▸ **Extracted records**:
--------------------------------------------------

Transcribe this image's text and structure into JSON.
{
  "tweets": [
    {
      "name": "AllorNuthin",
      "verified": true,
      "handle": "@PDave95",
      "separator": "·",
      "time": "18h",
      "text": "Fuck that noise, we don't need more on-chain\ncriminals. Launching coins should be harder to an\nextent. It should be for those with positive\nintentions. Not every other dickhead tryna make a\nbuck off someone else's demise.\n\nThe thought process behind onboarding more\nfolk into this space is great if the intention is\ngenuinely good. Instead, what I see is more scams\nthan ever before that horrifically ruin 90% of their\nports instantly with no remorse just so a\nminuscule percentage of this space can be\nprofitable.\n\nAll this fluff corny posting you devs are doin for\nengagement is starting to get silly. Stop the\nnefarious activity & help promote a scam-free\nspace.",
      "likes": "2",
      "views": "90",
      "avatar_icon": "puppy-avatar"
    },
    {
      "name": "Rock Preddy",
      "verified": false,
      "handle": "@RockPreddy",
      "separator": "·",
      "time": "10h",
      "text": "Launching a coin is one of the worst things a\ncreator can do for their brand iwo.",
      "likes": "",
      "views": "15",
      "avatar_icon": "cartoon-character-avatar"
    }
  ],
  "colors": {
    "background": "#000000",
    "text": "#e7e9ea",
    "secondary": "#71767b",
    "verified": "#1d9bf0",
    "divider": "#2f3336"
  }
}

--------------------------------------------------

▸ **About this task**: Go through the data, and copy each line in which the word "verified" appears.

▸ **Task output**:
      "verified": true,
      "verified": false,
    "verified": "#1d9bf0",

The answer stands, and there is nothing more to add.